Written by Garrett Brown – April 28th 2022
Originally published by Film Inquiry
Most films cannot be defined as “good” or “bad” and instead fall into a middle ground of “fine”. Sometimes, a film has all the pieces it needs to make it great, but ultimately cannot deliver. Roy is one of those films, an example of a fine effort that has stand-out moments but retains flaws.
Co-written and co-directed by Tom Berkeley and Ross White, Roy is an impressive but ultimately underwhelming debut. In this short film, the titular Roy (David Bradley) is a lonely and widowed pensioner who spends his days cold calling people out of the phonebook, hoping to catch them off guard and engage them in conversation.
His life is changed when he accidentally cold calls a phone sex line, and strikes up a friendship with Cara (Rachel Shenton), a phone sex operator also yearning for connection.
I think the largest issue with the film is the fact that while the film is framed as two lost souls finding each other, the filmmakers consider Cara to be an accessory to Roy’s emotional journey. Cara feels largely like a blank slate, which is exasperated by the fact that we only hear her voice over the phone and never see her on-screen. While I understand there might have been filming difficulties due to Covid-19 and the pandemic, the result is her arc is secondary to Roy. Instead of a fully fleshed-out character, Cara is one-sided and the audience is never allowed to connect to her.
PORTRAYAL OF SEX WORK
While the short film appears to be pro-sex work, its portrayal doesn’t seem completely honest. Because the script cannot explore Cara’s emotional depths (beyond the role she plays in helping Roy) it also becomes strangely moralistic in regards to Cara as a sex worker. Roy is not against the idea of sex work, but their friendship only exists because she connects with Roy on a “real” level, and avoids sexuality.
There is no reason the script necessitates Cara to be a sex worker, other than to present her as virtuous, a good person who “does not belong” in the profession and needs the guidance of Roy to leave it. Overall, the portrayal of Cara in Roy reinforces why real sex workers should be paid to be cultural consultants in films that include the topic.
DAVID BRADLEY SHINES

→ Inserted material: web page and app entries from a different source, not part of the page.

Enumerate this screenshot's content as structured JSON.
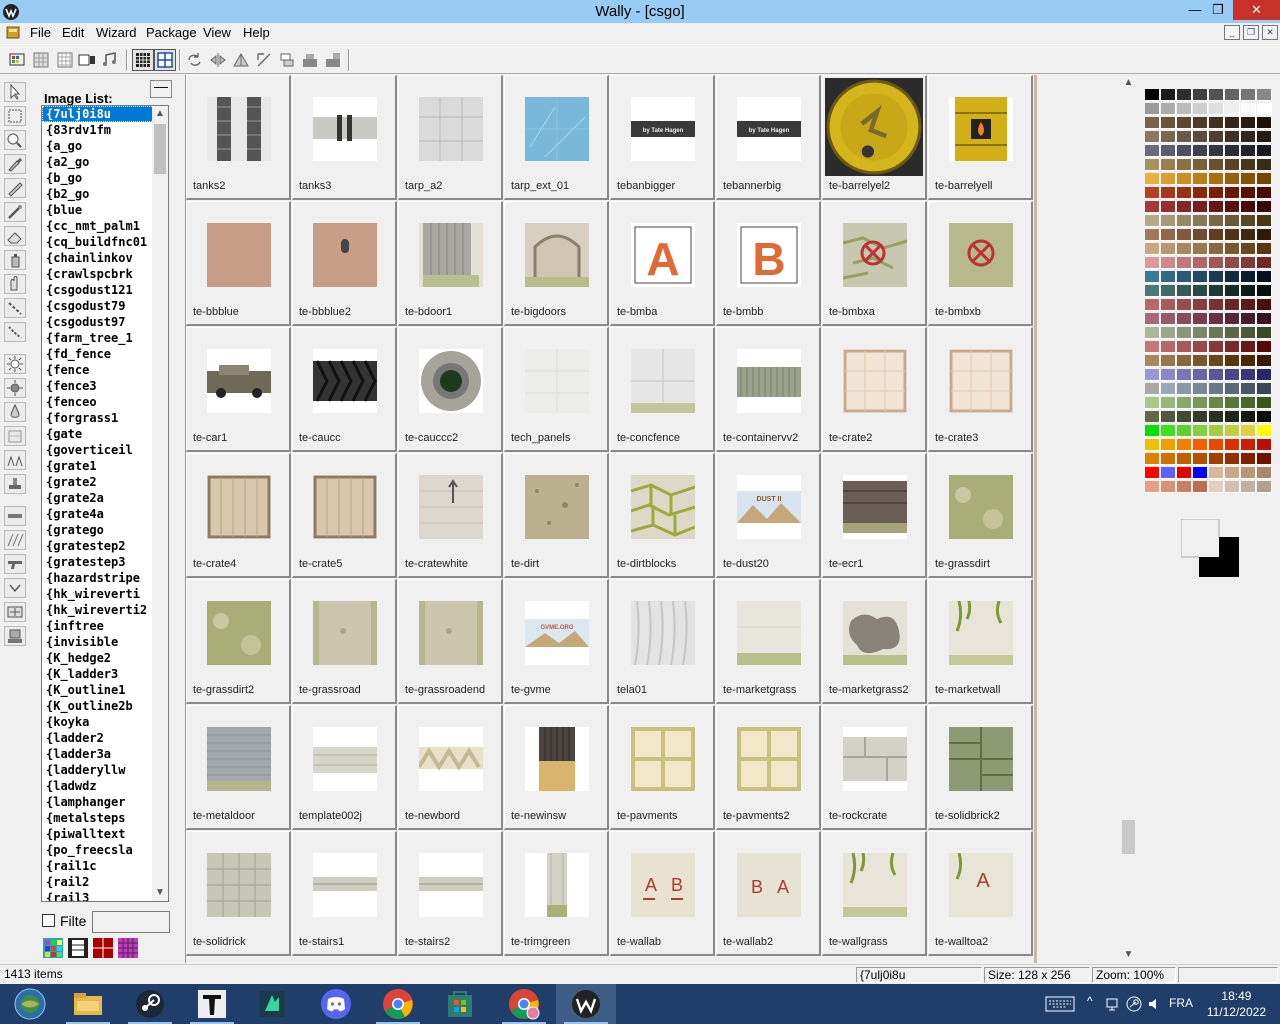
{
  "window": {
    "title": "Wally - [csgo]",
    "min_glyph": "—",
    "max_glyph": "❐",
    "close_glyph": "✕"
  },
  "menu": [
    "File",
    "Edit",
    "Wizard",
    "Package",
    "View",
    "Help"
  ],
  "mdi": {
    "min": "_",
    "restore": "❐",
    "close": "✕"
  },
  "image_list": {
    "label": "Image List:",
    "collapse_glyph": "—",
    "selected": "{7ulj0i8u",
    "items": [
      "{7ulj0i8u",
      "{83rdv1fm",
      "{a_go",
      "{a2_go",
      "{b_go",
      "{b2_go",
      "{blue",
      "{cc_nmt_palm1",
      "{cq_buildfnc01",
      "{chainlinkov",
      "{crawlspcbrk",
      "{csgodust121",
      "{csgodust79",
      "{csgodust97",
      "{farm_tree_1",
      "{fd_fence",
      "{fence",
      "{fence3",
      "{fenceo",
      "{forgrass1",
      "{gate",
      "{goverticeil",
      "{grate1",
      "{grate2",
      "{grate2a",
      "{grate4a",
      "{gratego",
      "{gratestep2",
      "{gratestep3",
      "{hazardstripe",
      "{hk_wireverti",
      "{hk_wireverti2",
      "{inftree",
      "{invisible",
      "{K_hedge2",
      "{K_ladder3",
      "{K_outline1",
      "{K_outline2b",
      "{koyka",
      "{ladder2",
      "{ladder3a",
      "{ladderyllw",
      "{ladwdz",
      "{lamphanger",
      "{metalsteps",
      "{piwalltext",
      "{po_freecsla",
      "{rail1c",
      "{rail2",
      "{rail3"
    ],
    "filter_label": "Filte",
    "filter_value": "",
    "scroll_up": "▲",
    "scroll_down": "▼"
  },
  "thumbnails": [
    {
      "label": "tanks2",
      "icon": "tank-metal-texture"
    },
    {
      "label": "tanks3",
      "icon": "tank-strip-texture"
    },
    {
      "label": "tarp_a2",
      "icon": "grey-tarp-texture"
    },
    {
      "label": "tarp_ext_01",
      "icon": "blue-tarp-texture"
    },
    {
      "label": "tebanbigger",
      "icon": "banner-sign-texture",
      "text": "by Tate Hagen"
    },
    {
      "label": "tebannerbig",
      "icon": "banner-sign-texture",
      "text": "by Tate Hagen"
    },
    {
      "label": "te-barrelyel2",
      "icon": "yellow-barrel-top-texture"
    },
    {
      "label": "te-barrelyell",
      "icon": "yellow-barrel-side-texture"
    },
    {
      "label": "te-bbblue",
      "icon": "plaster-wall-texture"
    },
    {
      "label": "te-bbblue2",
      "icon": "plaster-window-texture"
    },
    {
      "label": "te-bdoor1",
      "icon": "wooden-door-texture"
    },
    {
      "label": "te-bigdoors",
      "icon": "arch-doors-texture"
    },
    {
      "label": "te-bmba",
      "icon": "bombsite-a-texture",
      "text": "A"
    },
    {
      "label": "te-bmbb",
      "icon": "bombsite-b-texture",
      "text": "B"
    },
    {
      "label": "te-bmbxa",
      "icon": "bomb-decal-stone-texture"
    },
    {
      "label": "te-bmbxb",
      "icon": "bomb-decal-grass-texture"
    },
    {
      "label": "te-car1",
      "icon": "car-texture"
    },
    {
      "label": "te-caucc",
      "icon": "tire-tread-texture"
    },
    {
      "label": "te-cauccc2",
      "icon": "tire-side-texture"
    },
    {
      "label": "tech_panels",
      "icon": "tech-panels-texture"
    },
    {
      "label": "te-concfence",
      "icon": "concrete-fence-texture"
    },
    {
      "label": "te-containervv2",
      "icon": "container-texture"
    },
    {
      "label": "te-crate2",
      "icon": "light-crate-texture"
    },
    {
      "label": "te-crate3",
      "icon": "light-crate-texture"
    },
    {
      "label": "te-crate4",
      "icon": "wood-crate-texture"
    },
    {
      "label": "te-crate5",
      "icon": "wood-crate-texture"
    },
    {
      "label": "te-cratewhite",
      "icon": "white-crate-texture"
    },
    {
      "label": "te-dirt",
      "icon": "dirt-texture"
    },
    {
      "label": "te-dirtblocks",
      "icon": "mossy-blocks-texture"
    },
    {
      "label": "te-dust20",
      "icon": "dust-poster-texture",
      "text": "DUST II"
    },
    {
      "label": "te-ecr1",
      "icon": "metal-rail-texture"
    },
    {
      "label": "te-grassdirt",
      "icon": "grass-dirt-texture"
    },
    {
      "label": "te-grassdirt2",
      "icon": "grass-dirt-texture"
    },
    {
      "label": "te-grassroad",
      "icon": "grass-road-texture"
    },
    {
      "label": "te-grassroadend",
      "icon": "grass-road-texture"
    },
    {
      "label": "te-gvme",
      "icon": "poster-texture",
      "text": "GVME.ORG"
    },
    {
      "label": "tela01",
      "icon": "curtain-texture"
    },
    {
      "label": "te-marketgrass",
      "icon": "market-grass-texture"
    },
    {
      "label": "te-marketgrass2",
      "icon": "market-patch-texture"
    },
    {
      "label": "te-marketwall",
      "icon": "vine-wall-texture"
    },
    {
      "label": "te-metaldoor",
      "icon": "metal-door-texture"
    },
    {
      "label": "template002j",
      "icon": "wall-strip-texture"
    },
    {
      "label": "te-newbord",
      "icon": "chevron-strip-texture"
    },
    {
      "label": "te-newinsw",
      "icon": "dark-panel-texture"
    },
    {
      "label": "te-pavments",
      "icon": "pavement-texture"
    },
    {
      "label": "te-pavments2",
      "icon": "pavement-texture"
    },
    {
      "label": "te-rockcrate",
      "icon": "rock-crate-texture"
    },
    {
      "label": "te-solidbrick2",
      "icon": "green-brick-texture"
    },
    {
      "label": "te-solidrick",
      "icon": "stone-tile-texture"
    },
    {
      "label": "te-stairs1",
      "icon": "stair-strip-texture"
    },
    {
      "label": "te-stairs2",
      "icon": "stair-strip-texture"
    },
    {
      "label": "te-trimgreen",
      "icon": "trim-column-texture"
    },
    {
      "label": "te-wallab",
      "icon": "wall-ab-texture",
      "text": "A B"
    },
    {
      "label": "te-wallab2",
      "icon": "wall-ba-texture",
      "text": "B A"
    },
    {
      "label": "te-wallgrass",
      "icon": "vine-wall-texture"
    },
    {
      "label": "te-walltoa2",
      "icon": "wall-a-texture",
      "text": "A"
    }
  ],
  "status": {
    "count": "1413 items",
    "selected": "{7ulj0i8u",
    "size": "Size: 128 x 256",
    "zoom": "Zoom: 100%"
  },
  "taskbar": {
    "apps": [
      "start-orb-icon",
      "file-explorer-icon",
      "steam-icon",
      "counter-strike-icon",
      "app-icon",
      "discord-icon",
      "chrome-icon",
      "store-icon",
      "chrome-profile-icon",
      "wally-icon"
    ],
    "lang": "FRA",
    "time": "18:49",
    "date": "11/12/2022"
  },
  "colors": {
    "titlebar": "#99ccf4",
    "close": "#c7312a",
    "selection": "#0078d7",
    "taskbar": "#1f3e6a"
  }
}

Arguably, the most interesting component of the film is Roy’s cold calling ritual. Watching David Bradley prepare for his nightly ritual is chilling, drawing us in as he puts on the effect of a lonely confused old man who thought he had missed a call, hoping to garner sympathy from the listener. Bradley brings us insight into a character who doesn’t know how to ask for help or to ask for companionship. I wish the writers would let us see more of that character, but that’s not what this film wants to be.
IN THE END
In the future, I hope that Tom Berkeley and Ross White can expand their horizons, be willing to be unconventional, and potentially be okay with their characters doing unnerving or unlikable things. I believe they have lots of potential as creators, but I think Berkeley and White need to be sure to pay for professional consultants to strengthen their scripts. Roy is a solid debut, but ultimately it is neither good nor bad: overall, it is a fine beginning.
Have you seen Roy? What did you think? Let us know in the comments below!